--- EXERCISE MATERIAL ---

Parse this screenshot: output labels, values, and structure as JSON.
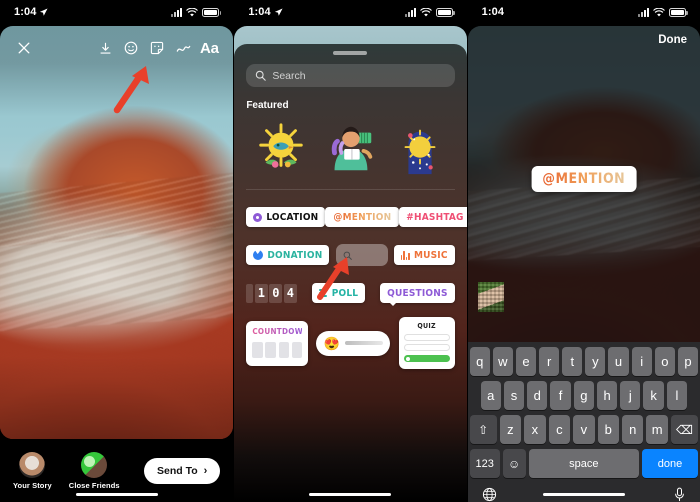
{
  "status_bar": {
    "time": "1:04",
    "location_arrow": true,
    "signal_icon": "signal-bars-icon",
    "wifi_icon": "wifi-icon",
    "battery_icon": "battery-icon"
  },
  "panel1": {
    "name": "instagram-story-editor",
    "toolbar": {
      "close_label": "✕",
      "items": [
        {
          "name": "close-icon",
          "label": "✕"
        },
        {
          "name": "download-icon",
          "label": "download"
        },
        {
          "name": "emoji-face-icon",
          "label": "emoji"
        },
        {
          "name": "sticker-icon",
          "label": "sticker"
        },
        {
          "name": "draw-squiggle-icon",
          "label": "draw"
        },
        {
          "name": "text-aa-icon",
          "label": "Aa"
        }
      ],
      "text_tool_label": "Aa"
    },
    "photo_alt": "desert rock formation with teal sky",
    "share": {
      "your_story_label": "Your Story",
      "close_friends_label": "Close Friends",
      "send_to_label": "Send To",
      "send_to_chevron": "›"
    },
    "annotation": {
      "type": "red-arrow",
      "points_to": "sticker-icon"
    }
  },
  "panel2": {
    "name": "sticker-tray",
    "search": {
      "placeholder": "Search",
      "value": "",
      "icon": "search-icon"
    },
    "section_title": "Featured",
    "featured_stickers": [
      {
        "name": "sun-bird-sticker",
        "alt": "sun with bird"
      },
      {
        "name": "reading-person-sticker",
        "alt": "person reading"
      },
      {
        "name": "celestial-sun-moon-sticker",
        "alt": "sun and moon"
      }
    ],
    "sticker_rows": [
      [
        {
          "name": "location-sticker",
          "label": "LOCATION",
          "icon": "pin-icon",
          "color": "#111111"
        },
        {
          "name": "mention-sticker",
          "label": "@MENTION",
          "color": "#e8622e",
          "highlighted": true
        },
        {
          "name": "hashtag-sticker",
          "label": "#HASHTAG",
          "color": "#ef4f74"
        }
      ],
      [
        {
          "name": "donation-sticker",
          "label": "DONATION",
          "icon": "heart-icon",
          "color": "#2bb39f"
        },
        {
          "name": "gif-search-sticker",
          "label": "",
          "icon": "search-icon"
        },
        {
          "name": "music-sticker",
          "label": "MUSIC",
          "icon": "music-bars-icon",
          "color": "#ee7239"
        }
      ],
      [
        {
          "name": "counter-sticker",
          "label": "104"
        },
        {
          "name": "poll-sticker",
          "label": "POLL",
          "icon": "poll-icon",
          "color": "#24b3a4"
        },
        {
          "name": "questions-sticker",
          "label": "QUESTIONS",
          "color": "#8e5ad6"
        }
      ]
    ],
    "counter_digits": [
      "1",
      "0",
      "4"
    ],
    "cards": {
      "countdown_label": "COUNTDOWN",
      "slider_emoji": "😍",
      "quiz_label": "QUIZ"
    },
    "annotation": {
      "type": "red-arrow",
      "points_to": "mention-sticker"
    }
  },
  "panel3": {
    "name": "mention-placed-view",
    "done_label": "Done",
    "placed_sticker_label": "@MENTION",
    "thumbnail_name": "photo-thumbnail",
    "keyboard": {
      "row1": [
        "q",
        "w",
        "e",
        "r",
        "t",
        "y",
        "u",
        "i",
        "o",
        "p"
      ],
      "row2": [
        "a",
        "s",
        "d",
        "f",
        "g",
        "h",
        "j",
        "k",
        "l"
      ],
      "row3": [
        "z",
        "x",
        "c",
        "v",
        "b",
        "n",
        "m"
      ],
      "shift_label": "⇧",
      "backspace_label": "⌫",
      "numbers_label": "123",
      "emoji_label": "☺",
      "space_label": "space",
      "done_label": "done",
      "globe_icon": "globe-icon",
      "mic_icon": "microphone-icon"
    }
  },
  "colors": {
    "accent_blue": "#0a84ff",
    "mention_orange": "#e8622e",
    "hashtag_pink": "#ef4f74",
    "poll_teal": "#24b3a4",
    "questions_purple": "#8e5ad6",
    "quiz_green": "#4cc14f",
    "annotation_red": "#e8402a"
  }
}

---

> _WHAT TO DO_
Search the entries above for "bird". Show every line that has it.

> _RESULT_
        "name": "sun-bird-sticker",
        "alt": "sun with bird"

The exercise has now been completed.